- **ASSIGNMENT**: Nothing but the lines holding the string "yours" should appear in the answer. Copy them from the entries.

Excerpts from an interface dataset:
*** Begin section ***

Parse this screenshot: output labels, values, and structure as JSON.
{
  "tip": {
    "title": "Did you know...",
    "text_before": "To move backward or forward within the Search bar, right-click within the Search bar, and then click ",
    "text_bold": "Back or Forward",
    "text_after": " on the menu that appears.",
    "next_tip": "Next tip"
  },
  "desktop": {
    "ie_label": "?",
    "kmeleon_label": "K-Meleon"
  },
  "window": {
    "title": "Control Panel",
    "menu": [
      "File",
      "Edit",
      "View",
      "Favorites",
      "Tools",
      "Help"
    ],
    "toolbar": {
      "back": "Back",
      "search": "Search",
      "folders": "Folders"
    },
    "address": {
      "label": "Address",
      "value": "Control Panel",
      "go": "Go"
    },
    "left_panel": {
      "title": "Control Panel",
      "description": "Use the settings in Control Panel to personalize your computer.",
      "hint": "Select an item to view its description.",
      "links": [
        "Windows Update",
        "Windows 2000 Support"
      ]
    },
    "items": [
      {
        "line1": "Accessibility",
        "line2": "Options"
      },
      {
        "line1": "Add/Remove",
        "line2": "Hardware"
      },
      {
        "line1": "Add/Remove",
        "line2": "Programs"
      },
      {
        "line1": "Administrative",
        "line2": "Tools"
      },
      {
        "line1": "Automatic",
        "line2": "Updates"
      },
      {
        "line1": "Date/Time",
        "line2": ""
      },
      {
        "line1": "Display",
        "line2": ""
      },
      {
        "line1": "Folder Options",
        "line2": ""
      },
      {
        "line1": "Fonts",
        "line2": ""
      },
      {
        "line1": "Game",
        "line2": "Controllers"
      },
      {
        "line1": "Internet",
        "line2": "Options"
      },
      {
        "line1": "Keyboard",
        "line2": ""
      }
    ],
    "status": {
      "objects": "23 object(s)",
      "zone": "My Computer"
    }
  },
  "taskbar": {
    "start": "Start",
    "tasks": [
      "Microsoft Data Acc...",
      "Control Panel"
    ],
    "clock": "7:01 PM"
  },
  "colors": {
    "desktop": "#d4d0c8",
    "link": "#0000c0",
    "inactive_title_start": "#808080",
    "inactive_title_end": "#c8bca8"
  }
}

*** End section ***
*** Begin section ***

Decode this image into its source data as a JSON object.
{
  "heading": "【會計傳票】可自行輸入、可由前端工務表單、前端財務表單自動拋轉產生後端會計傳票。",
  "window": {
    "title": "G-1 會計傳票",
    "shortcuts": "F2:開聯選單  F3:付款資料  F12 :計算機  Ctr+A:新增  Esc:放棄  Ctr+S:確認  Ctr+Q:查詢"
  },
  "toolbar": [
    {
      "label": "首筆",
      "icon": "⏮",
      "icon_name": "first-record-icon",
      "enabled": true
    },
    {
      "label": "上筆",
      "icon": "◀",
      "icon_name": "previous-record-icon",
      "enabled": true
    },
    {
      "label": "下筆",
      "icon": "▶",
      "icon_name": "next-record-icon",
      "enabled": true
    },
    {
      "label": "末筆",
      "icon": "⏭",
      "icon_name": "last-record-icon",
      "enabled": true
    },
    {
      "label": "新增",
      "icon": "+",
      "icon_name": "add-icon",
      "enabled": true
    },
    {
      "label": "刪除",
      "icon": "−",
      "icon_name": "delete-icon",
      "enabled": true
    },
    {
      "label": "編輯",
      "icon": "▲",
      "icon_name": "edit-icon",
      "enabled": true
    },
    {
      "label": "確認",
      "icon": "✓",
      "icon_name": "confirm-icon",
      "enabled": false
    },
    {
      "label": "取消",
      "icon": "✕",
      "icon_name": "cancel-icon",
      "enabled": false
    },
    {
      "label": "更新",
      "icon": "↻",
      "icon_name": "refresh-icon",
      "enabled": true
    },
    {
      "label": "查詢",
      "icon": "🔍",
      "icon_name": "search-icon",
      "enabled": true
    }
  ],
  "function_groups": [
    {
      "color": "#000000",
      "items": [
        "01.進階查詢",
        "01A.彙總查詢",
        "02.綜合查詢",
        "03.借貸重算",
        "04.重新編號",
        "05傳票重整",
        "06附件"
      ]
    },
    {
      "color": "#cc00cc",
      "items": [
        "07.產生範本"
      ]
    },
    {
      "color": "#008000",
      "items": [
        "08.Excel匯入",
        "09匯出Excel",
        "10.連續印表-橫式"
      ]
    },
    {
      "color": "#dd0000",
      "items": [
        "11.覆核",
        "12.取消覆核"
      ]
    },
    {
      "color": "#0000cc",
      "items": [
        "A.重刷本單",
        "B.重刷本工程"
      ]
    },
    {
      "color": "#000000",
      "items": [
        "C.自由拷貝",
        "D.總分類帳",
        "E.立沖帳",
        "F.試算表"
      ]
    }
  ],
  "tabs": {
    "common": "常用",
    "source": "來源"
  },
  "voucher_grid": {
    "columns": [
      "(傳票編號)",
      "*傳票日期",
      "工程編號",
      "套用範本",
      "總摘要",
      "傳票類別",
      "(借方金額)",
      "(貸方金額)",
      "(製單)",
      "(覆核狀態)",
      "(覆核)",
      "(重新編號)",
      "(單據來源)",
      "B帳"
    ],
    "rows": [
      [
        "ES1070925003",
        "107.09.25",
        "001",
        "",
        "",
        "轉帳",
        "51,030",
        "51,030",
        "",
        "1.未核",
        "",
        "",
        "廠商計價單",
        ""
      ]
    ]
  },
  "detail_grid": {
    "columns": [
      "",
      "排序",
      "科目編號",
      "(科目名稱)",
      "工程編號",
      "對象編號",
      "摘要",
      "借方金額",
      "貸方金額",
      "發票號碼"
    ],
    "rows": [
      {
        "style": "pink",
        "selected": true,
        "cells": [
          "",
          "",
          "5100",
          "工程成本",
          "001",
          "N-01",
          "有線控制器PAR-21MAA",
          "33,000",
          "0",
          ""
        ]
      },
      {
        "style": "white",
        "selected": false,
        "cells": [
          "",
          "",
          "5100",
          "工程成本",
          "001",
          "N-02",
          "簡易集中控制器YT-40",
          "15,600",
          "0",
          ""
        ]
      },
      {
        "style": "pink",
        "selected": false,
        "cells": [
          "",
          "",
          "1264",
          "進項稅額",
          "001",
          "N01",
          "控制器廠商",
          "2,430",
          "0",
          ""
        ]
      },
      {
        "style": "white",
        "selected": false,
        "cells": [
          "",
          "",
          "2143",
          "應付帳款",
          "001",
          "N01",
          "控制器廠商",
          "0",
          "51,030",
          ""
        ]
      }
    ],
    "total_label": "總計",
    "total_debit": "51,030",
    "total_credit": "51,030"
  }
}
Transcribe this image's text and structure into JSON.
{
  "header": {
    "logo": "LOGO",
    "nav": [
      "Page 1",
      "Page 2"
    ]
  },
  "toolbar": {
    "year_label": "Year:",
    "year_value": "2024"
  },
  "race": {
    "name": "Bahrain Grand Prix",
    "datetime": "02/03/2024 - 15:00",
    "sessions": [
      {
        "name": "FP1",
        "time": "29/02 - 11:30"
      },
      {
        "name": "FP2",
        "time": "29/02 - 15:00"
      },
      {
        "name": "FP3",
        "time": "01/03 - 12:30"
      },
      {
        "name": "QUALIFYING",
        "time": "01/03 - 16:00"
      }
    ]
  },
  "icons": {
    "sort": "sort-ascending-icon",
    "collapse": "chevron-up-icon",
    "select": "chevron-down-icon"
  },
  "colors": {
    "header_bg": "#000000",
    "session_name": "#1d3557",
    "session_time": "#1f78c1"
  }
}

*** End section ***
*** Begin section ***

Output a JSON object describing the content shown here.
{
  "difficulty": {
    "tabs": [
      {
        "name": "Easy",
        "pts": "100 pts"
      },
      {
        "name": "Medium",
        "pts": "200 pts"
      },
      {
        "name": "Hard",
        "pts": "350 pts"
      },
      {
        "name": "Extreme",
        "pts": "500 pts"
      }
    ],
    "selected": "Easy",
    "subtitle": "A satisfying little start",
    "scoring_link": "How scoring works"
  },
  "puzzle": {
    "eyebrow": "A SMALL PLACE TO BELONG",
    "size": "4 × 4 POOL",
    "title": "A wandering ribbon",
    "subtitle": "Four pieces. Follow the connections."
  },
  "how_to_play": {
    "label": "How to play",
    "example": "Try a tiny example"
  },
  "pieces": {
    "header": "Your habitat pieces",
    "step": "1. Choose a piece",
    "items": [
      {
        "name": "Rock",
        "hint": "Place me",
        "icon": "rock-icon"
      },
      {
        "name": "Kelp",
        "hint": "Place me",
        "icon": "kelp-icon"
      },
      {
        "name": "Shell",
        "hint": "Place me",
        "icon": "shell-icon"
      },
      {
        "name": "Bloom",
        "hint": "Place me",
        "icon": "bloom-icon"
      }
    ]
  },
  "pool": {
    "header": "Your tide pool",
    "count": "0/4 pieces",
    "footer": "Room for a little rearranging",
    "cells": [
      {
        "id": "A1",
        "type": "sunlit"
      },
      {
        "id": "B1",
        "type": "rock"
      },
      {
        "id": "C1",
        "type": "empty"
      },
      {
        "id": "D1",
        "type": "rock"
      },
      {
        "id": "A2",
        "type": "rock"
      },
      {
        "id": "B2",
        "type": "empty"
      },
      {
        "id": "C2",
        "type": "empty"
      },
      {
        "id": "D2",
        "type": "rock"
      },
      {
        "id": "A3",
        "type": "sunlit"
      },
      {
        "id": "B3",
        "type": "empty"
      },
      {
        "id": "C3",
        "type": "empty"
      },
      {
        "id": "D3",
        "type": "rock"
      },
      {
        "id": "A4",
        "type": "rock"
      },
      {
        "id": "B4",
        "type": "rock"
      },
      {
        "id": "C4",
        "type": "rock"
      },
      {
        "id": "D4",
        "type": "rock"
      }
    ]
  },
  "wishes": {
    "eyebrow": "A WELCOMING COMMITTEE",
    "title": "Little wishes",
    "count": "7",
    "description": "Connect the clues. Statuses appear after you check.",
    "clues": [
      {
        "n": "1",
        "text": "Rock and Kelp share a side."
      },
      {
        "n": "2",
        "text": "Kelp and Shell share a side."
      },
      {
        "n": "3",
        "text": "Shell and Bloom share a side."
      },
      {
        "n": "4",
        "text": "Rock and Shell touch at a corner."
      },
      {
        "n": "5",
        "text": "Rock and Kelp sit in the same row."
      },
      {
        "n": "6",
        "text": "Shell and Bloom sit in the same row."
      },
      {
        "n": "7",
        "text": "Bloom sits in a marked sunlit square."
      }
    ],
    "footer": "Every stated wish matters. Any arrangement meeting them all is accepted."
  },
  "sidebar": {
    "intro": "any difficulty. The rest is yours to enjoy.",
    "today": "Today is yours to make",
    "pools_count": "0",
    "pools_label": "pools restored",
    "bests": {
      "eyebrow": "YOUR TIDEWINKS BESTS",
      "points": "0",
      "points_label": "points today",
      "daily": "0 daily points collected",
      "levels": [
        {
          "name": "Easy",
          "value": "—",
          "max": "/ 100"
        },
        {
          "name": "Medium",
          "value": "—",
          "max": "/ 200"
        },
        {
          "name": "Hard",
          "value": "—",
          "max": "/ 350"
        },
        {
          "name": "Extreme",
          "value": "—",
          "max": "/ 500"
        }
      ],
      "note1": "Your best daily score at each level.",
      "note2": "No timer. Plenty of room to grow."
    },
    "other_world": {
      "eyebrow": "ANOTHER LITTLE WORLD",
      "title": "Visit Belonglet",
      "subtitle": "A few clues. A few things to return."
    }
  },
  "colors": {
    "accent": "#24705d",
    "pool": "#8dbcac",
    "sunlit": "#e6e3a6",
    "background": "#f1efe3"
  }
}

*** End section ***

- **SOLVED EXERCISE**:
    "intro": "any difficulty. The rest is yours to enjoy.",
    "today": "Today is yours to make",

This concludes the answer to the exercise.